(Okay, I apologize for that title.)
I’m preparing for a BCI Pastor’s trip to Israel next week, but I saw this infographic that buttressed something I’ve been saying for about 267 years, and I thought I would write a few brief thoughts for you to discuss. I don’t really have time for this, and this will likely be my last post (unless its not) until after I return on October 29th.
Here’s my thesis.
I like simple weddings.
More than that, I think they are healthier, better, and maybe even more honoring to God than expensive, complex weddings.
I know that it is very easy to over-interpret and over-apply research like this, but it seems to match up with my personal observations. I don’t know the researcher but it did appear in an article from the Wall Street Journal – at least its not from the Onion (unless the Journal got fooled). Even without the graphic, my observations are still in effect. I’ve been doing weddings for almost 35 years. I’ve done quite a few – my sampling size is substantial.
1) A Christian wedding should be about honoring Christ and joining a couple in a covenant of marriage. Lavishly expensive, complicated and labor-intensive weddings seem to put the emphasis on the wrong things.
2) Lavish, complicated, and labor-intensive weddings (let’s call them BIG weddings from here on out) often wear people out and leave them stressed. I remember more than one big wedding where the family members were at each others throats the entire week leading up to the wedding and there were hurt feelings and broken relationships that lasted long after the wedding.
3) Big weddings wear the poor couple out. Now, this may not apply except in certain Christian weddings where the couple has followed the biblical command to remain chaste until they walk down the aisle. The couple’s first sexual experience will come after the wedding, likely that night. So, we wear the couple (especially the bride) out for weeks leading up to the big wedding, have a lavish wedding with lengthy receptions and all kinds of stuff, then send the exhausted couple off to their hotel for that first experience. I know, this isn’t a big deal – there’s always a good night of sleep and practice, practice practice. But, for virgins walking the aisle that first experience is a big deal in their minds. It seems that many weddings are designed to make sure that is NOT a memorable night.
4) Big weddings can leave a debt that takes years to pay off.
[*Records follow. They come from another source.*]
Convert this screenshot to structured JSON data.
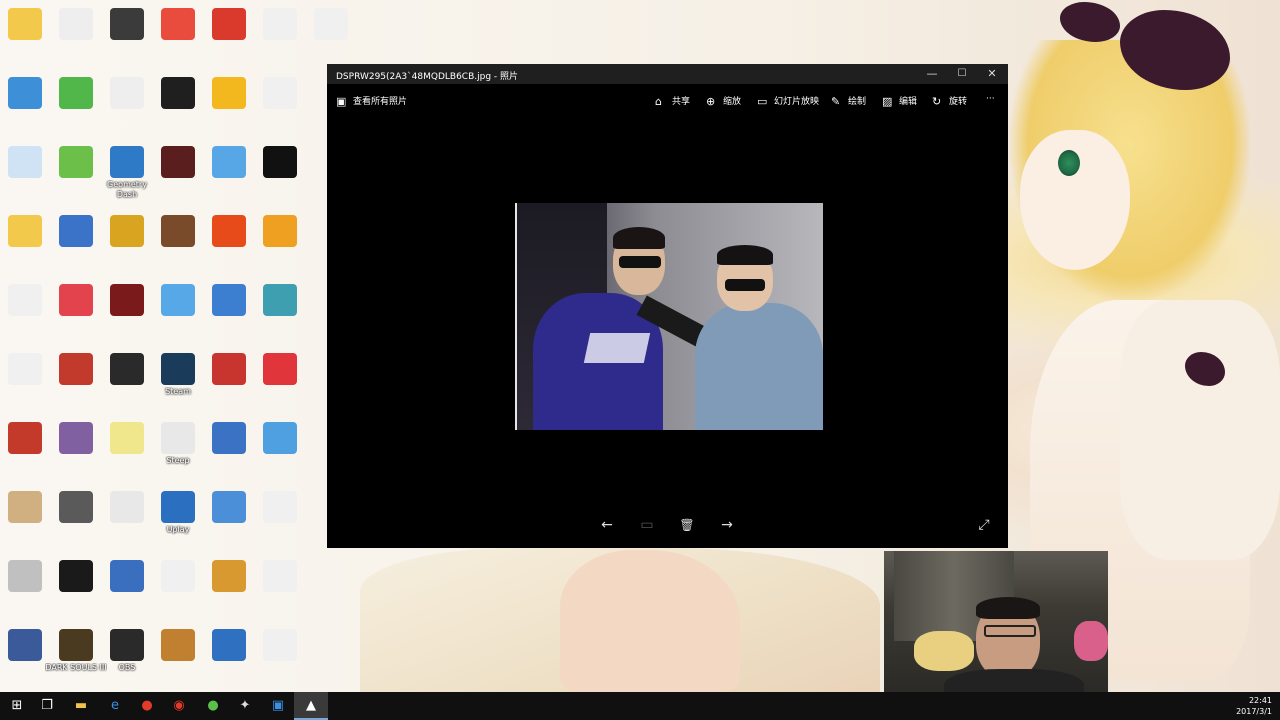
{
  "desktop": {
    "icons": [
      {
        "label": "",
        "color": "#f3c94b"
      },
      {
        "label": "",
        "color": "#eeeeee"
      },
      {
        "label": "",
        "color": "#3b3b3b"
      },
      {
        "label": "",
        "color": "#e94b3c"
      },
      {
        "label": "",
        "color": "#d93a2b"
      },
      {
        "label": "",
        "color": "#f0f0f0"
      },
      {
        "label": "",
        "color": "#f0f0f0"
      },
      {
        "label": "",
        "color": "#3d8fd8"
      },
      {
        "label": "",
        "color": "#51b74a"
      },
      {
        "label": "",
        "color": "#eeeeee"
      },
      {
        "label": "",
        "color": "#1f1f1f"
      },
      {
        "label": "",
        "color": "#f2b81d"
      },
      {
        "label": "",
        "color": "#f0f0f0"
      },
      {
        "label": "",
        "color": "#cfe3f5"
      },
      {
        "label": "",
        "color": "#6cc04a"
      },
      {
        "label": "Geometry Dash",
        "color": "#2f7ac7"
      },
      {
        "label": "",
        "color": "#5a1e1e"
      },
      {
        "label": "",
        "color": "#57a6e6"
      },
      {
        "label": "",
        "color": "#111111"
      },
      {
        "label": "",
        "color": "#f3c94b"
      },
      {
        "label": "",
        "color": "#3a73c8"
      },
      {
        "label": "",
        "color": "#d9a521"
      },
      {
        "label": "",
        "color": "#7a4b2a"
      },
      {
        "label": "",
        "color": "#e84b1a"
      },
      {
        "label": "",
        "color": "#f0a020"
      },
      {
        "label": "",
        "color": "#f0f0f0"
      },
      {
        "label": "",
        "color": "#e2434d"
      },
      {
        "label": "",
        "color": "#7a1a1a"
      },
      {
        "label": "",
        "color": "#57a8e6"
      },
      {
        "label": "",
        "color": "#3c7fd0"
      },
      {
        "label": "",
        "color": "#3e9fb0"
      },
      {
        "label": "",
        "color": "#f0f0f0"
      },
      {
        "label": "",
        "color": "#c23a2b"
      },
      {
        "label": "",
        "color": "#2a2a2a"
      },
      {
        "label": "Steam",
        "color": "#1b3b5a"
      },
      {
        "label": "",
        "color": "#c8352e"
      },
      {
        "label": "",
        "color": "#e0353a"
      },
      {
        "label": "",
        "color": "#c43a2a"
      },
      {
        "label": "",
        "color": "#8060a0"
      },
      {
        "label": "",
        "color": "#f0e68c"
      },
      {
        "label": "Steep",
        "color": "#e8e8e8"
      },
      {
        "label": "",
        "color": "#3b72c4"
      },
      {
        "label": "",
        "color": "#4fa0e0"
      },
      {
        "label": "",
        "color": "#d0b080"
      },
      {
        "label": "",
        "color": "#5a5a5a"
      },
      {
        "label": "",
        "color": "#e8e8e8"
      },
      {
        "label": "Uplay",
        "color": "#2b6fc0"
      },
      {
        "label": "",
        "color": "#4a8fd8"
      },
      {
        "label": "",
        "color": "#f0f0f0"
      },
      {
        "label": "",
        "color": "#c0c0c0"
      },
      {
        "label": "",
        "color": "#1a1a1a"
      },
      {
        "label": "",
        "color": "#3a6fc0"
      },
      {
        "label": "",
        "color": "#f0f0f0"
      },
      {
        "label": "",
        "color": "#d89a30"
      },
      {
        "label": "",
        "color": "#f0f0f0"
      },
      {
        "label": "",
        "color": "#3a5a9a"
      },
      {
        "label": "DARK SOULS III",
        "color": "#4a3a20"
      },
      {
        "label": "OBS",
        "color": "#2a2a2a"
      },
      {
        "label": "",
        "color": "#c08030"
      },
      {
        "label": "",
        "color": "#3070c0"
      },
      {
        "label": "",
        "color": "#f0f0f0"
      }
    ]
  },
  "photos_window": {
    "title": "DSPRW295(2A3`48MQDLB6CB.jpg - 照片",
    "view_all": "查看所有照片",
    "toolbar": {
      "share": "共享",
      "zoom": "缩放",
      "slideshow": "幻灯片放映",
      "draw": "绘制",
      "edit": "编辑",
      "rotate": "旋转",
      "more": "···"
    },
    "controls": {
      "minimize": "—",
      "maximize": "☐",
      "close": "✕"
    },
    "nav": {
      "prev": "←",
      "next": "→",
      "delete": "🗑",
      "fullscreen": "⤢"
    }
  },
  "taskbar": {
    "time": "22:41",
    "date": "2017/3/1"
  }
}
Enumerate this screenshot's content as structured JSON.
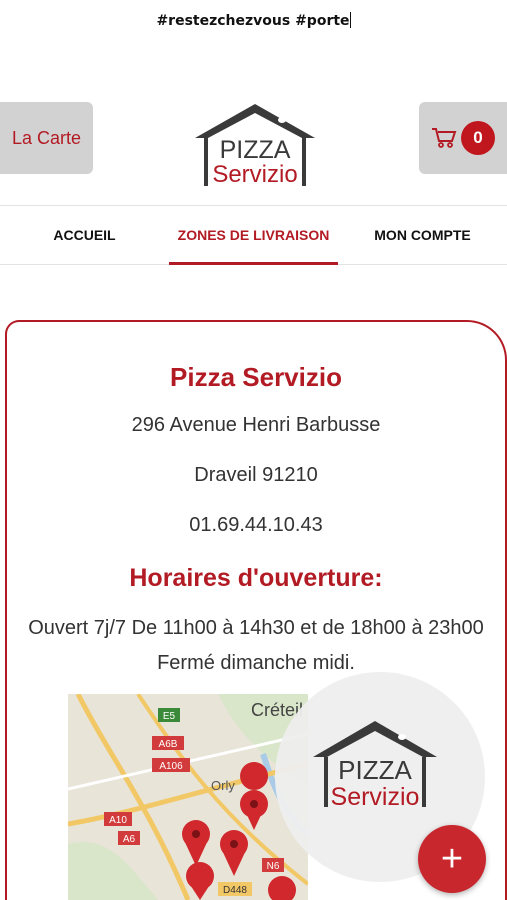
{
  "banner": {
    "hashtags": "#restezchezvous #porte"
  },
  "header": {
    "menu_button_label": "La Carte",
    "cart_count": "0",
    "logo_top": "PIZZA",
    "logo_bottom": "Servizio"
  },
  "nav": {
    "items": [
      {
        "label": "ACCUEIL"
      },
      {
        "label": "ZONES DE LIVRAISON"
      },
      {
        "label": "MON COMPTE"
      }
    ],
    "active_index": 1
  },
  "restaurant": {
    "name": "Pizza Servizio",
    "address": "296 Avenue Henri Barbusse",
    "city": "Draveil 91210",
    "phone": "01.69.44.10.43",
    "hours_title": "Horaires d'ouverture:",
    "hours_line1": "Ouvert 7j/7 De 11h00 à 14h30 et de 18h00 à 23h00",
    "hours_line2": "Fermé dimanche midi."
  },
  "map": {
    "city_label": "Créteil",
    "town_label": "Orly",
    "road_labels": [
      "E5",
      "A6B",
      "A106",
      "A10",
      "A6",
      "N6",
      "D448"
    ]
  },
  "fab": {
    "label": "+"
  },
  "colors": {
    "brand": "#b31b24",
    "button_bg": "#d2d2d2"
  }
}
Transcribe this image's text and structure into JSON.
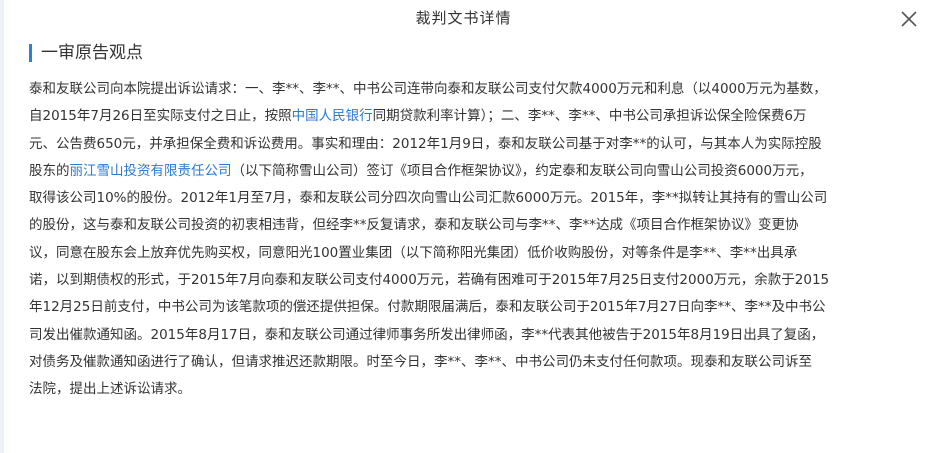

Jenni and I attended a wedding for the son of a man who is one of Siouxland’s richest. It was unbelievable. Expensive. I’m guessing my annual salary would not have paid for the flowers on the tables at the reception. They flew in a wedding band from the coast – one that has actually appeared in movies about weddings. They could afford it. I’m guessing they hired a wedding planner and wrote a check. That’s one thing.
But a lot of Christians spend money they don’t have on weddings they don’t need. It’s not just unwise, it is probably wrong.
5) Simple weddings can be JUST as nice. Simple weddings emphasize the things that really matter. You don’t need choreographed dance routines to celebrate a covenant with God as family and friends. My wedding was simple – about as simple as you can imagine – and people talked years later about how beautiful it was (no, I wore a blue suit, not lime green).
So, combining #4 and #5 why not have a simple wedding and give the kids a check for all the money you didn’t spend. Or, rejoice that when you get back from the honeymoon, you won’t have a stack of credit card bills in the mailbox.
6) That brings up a sidelight – you don’t need a world cruise honeymoon to make your marriage work. I talked to a couple recently who spent a long time paying off their expensive honeymoon. “If I had one thing to do over again, we’d skip that,” the bride said. Again, if you have the money, go to Cancun and hang out on the beach. But if you don’t, save up for it or Priceline a hotel 200 miles away and have a good time together.
7) There is something desperate about the overspending thing. As marriages become less stable, we seem to compensate with staged proposals, filmed and uploaded to YouTube, big weddings reminiscent of Broadway productions and bank-breaking honeymoons. It’s all just necessary. It’s as if we think that if we do things a certain way – proposals, weddings, honeymoons – somehow we can help the marriage succeed.
There is NOTHING you can do during the entire wedding ceremony process that will help the marriage, except to honor God and put him first.
Not one thing.
- A viral proposal won’t help.
- A million dollar wedding won’t help.
- A Mediterranean Cruise won’t help.
What will help?
- Making sure you are ready for marriage through biblical counseling, deep conversations over difficult issues and a mutual lifelong love for Jesus Christ and commitment to living life HIS way.
- Staying within a budget so that you don’t put yourself behind the debt 8-ball in the early months of marriage. Overwhelming debt sucks the joy out of marriages. Big weddings can actually help to destroy marriages if they add to debt loads.
- At every point of wedding planning, focus on honoring Christ and pointing the glory to him.
There’s a lot more to say, but I’m out of time. Agree? Disagree? What say you?